[Dataset excerpts]
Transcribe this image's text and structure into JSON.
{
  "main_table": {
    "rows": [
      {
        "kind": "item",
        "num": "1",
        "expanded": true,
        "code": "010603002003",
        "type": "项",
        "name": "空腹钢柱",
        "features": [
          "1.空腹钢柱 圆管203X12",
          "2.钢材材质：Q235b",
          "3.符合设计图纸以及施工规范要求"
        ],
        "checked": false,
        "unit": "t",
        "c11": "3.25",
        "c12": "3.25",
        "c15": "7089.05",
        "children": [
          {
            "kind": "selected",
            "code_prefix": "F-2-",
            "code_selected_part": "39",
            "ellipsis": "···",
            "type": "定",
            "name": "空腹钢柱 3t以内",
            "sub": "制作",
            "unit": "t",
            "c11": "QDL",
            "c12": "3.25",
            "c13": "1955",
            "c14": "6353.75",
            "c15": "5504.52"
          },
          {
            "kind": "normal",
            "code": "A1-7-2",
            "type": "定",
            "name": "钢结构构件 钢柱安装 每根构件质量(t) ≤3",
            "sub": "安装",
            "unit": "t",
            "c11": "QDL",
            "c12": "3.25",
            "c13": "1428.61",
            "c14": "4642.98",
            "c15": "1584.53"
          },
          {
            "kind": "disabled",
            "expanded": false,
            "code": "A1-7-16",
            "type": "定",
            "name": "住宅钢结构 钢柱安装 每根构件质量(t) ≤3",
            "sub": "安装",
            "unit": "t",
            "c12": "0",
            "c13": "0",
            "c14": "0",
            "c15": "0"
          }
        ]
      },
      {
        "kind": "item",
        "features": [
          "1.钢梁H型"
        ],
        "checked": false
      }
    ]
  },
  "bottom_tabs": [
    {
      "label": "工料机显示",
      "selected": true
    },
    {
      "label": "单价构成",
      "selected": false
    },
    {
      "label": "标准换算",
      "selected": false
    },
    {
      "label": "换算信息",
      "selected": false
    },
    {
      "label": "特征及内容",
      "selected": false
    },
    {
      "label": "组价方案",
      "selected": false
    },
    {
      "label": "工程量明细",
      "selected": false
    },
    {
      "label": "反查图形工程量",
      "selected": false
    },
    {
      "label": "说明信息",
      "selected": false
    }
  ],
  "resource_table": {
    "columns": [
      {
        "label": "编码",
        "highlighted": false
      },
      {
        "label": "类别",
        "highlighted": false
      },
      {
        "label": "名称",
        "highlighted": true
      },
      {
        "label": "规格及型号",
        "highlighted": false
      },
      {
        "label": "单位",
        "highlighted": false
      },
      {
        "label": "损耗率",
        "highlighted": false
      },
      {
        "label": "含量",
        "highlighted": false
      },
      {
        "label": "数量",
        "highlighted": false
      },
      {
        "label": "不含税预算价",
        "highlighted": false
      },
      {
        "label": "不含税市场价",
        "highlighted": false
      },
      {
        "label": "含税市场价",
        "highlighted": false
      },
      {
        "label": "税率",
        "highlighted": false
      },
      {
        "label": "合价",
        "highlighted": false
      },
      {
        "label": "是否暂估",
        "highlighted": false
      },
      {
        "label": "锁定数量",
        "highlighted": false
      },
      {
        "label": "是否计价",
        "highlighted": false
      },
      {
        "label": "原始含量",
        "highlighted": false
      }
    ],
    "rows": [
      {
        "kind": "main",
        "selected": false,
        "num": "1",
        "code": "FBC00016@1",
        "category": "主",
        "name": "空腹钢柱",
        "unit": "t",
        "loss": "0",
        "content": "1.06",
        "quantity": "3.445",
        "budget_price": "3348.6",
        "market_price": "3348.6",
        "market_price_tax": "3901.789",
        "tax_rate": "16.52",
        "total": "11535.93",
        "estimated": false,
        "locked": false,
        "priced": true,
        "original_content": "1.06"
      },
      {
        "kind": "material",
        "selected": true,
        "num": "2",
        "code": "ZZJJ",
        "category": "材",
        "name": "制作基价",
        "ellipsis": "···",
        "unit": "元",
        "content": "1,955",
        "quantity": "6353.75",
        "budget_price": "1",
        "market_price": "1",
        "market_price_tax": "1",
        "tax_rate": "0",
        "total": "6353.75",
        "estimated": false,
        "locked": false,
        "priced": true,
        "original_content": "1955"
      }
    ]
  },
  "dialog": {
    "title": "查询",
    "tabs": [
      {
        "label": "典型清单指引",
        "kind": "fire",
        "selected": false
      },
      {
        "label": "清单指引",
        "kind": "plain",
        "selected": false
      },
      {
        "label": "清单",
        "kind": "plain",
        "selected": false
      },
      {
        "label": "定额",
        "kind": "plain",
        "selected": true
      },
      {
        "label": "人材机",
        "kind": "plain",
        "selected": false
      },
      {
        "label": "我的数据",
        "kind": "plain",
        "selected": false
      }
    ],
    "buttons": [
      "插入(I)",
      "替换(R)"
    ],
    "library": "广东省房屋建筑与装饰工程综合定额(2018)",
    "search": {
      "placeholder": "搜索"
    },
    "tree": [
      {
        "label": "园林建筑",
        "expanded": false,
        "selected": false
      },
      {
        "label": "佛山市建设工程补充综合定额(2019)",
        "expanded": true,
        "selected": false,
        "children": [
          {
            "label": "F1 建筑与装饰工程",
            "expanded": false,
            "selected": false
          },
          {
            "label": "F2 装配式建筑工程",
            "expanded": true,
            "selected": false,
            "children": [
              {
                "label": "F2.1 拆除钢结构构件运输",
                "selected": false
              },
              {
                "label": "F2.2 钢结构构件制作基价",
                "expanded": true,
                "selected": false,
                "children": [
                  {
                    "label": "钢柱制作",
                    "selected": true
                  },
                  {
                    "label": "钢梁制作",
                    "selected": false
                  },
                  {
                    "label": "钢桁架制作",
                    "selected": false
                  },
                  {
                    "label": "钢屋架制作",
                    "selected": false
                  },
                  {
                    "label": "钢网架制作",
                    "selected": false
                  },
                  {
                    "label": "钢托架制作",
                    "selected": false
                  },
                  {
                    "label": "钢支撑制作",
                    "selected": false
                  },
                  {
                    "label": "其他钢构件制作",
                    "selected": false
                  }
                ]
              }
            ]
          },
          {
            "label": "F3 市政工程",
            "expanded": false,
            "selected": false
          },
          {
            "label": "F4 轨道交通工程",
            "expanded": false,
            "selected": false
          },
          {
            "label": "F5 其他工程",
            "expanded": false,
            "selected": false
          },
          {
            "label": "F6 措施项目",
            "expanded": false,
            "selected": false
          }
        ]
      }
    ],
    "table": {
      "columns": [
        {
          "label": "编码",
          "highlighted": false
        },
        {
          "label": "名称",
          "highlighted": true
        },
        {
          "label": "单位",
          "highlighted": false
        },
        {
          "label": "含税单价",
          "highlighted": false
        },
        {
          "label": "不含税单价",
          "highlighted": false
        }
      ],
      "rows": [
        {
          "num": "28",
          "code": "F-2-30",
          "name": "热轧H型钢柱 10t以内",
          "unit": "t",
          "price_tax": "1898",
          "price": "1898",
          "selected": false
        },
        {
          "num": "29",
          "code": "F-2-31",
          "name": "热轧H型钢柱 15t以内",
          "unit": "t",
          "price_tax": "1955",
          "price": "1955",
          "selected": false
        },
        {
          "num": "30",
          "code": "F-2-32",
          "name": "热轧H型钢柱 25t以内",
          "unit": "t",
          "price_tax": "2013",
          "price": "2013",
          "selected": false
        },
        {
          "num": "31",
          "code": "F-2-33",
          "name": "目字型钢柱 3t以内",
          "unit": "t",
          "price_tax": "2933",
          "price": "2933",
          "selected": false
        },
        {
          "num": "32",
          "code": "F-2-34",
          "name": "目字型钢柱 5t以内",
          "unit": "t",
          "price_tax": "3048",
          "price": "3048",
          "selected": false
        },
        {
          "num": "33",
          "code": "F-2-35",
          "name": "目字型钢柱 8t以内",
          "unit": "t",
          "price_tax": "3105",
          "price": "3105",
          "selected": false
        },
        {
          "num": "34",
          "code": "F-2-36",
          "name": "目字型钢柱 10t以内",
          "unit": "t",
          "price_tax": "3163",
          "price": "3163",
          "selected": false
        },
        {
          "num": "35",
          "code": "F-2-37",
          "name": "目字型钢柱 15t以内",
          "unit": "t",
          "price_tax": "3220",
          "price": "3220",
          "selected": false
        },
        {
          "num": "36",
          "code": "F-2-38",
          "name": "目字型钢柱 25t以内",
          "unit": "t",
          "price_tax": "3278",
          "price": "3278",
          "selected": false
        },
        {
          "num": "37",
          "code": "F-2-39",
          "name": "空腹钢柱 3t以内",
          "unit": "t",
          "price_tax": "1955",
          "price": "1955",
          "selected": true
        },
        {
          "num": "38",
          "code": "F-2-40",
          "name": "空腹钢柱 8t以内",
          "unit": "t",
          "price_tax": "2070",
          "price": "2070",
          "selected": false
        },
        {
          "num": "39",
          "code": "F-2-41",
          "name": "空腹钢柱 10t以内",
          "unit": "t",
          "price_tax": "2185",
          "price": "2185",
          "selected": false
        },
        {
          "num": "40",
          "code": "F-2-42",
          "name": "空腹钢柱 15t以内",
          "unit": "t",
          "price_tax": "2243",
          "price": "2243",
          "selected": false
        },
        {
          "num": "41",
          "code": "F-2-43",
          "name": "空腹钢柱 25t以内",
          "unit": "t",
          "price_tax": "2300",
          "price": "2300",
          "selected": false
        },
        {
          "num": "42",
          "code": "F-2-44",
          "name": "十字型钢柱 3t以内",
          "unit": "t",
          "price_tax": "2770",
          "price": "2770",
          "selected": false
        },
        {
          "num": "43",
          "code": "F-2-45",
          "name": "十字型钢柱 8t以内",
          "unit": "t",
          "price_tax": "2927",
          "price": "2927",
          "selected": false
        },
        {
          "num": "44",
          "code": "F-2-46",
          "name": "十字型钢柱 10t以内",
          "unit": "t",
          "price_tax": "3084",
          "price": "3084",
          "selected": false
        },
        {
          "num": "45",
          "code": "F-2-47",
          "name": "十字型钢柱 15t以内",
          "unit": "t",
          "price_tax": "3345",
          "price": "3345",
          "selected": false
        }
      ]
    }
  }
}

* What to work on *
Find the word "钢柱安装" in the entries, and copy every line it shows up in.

* Task output *
            "name": "钢结构构件 钢柱安装 每根构件质量(t) ≤3",
            "name": "住宅钢结构 钢柱安装 每根构件质量(t) ≤3",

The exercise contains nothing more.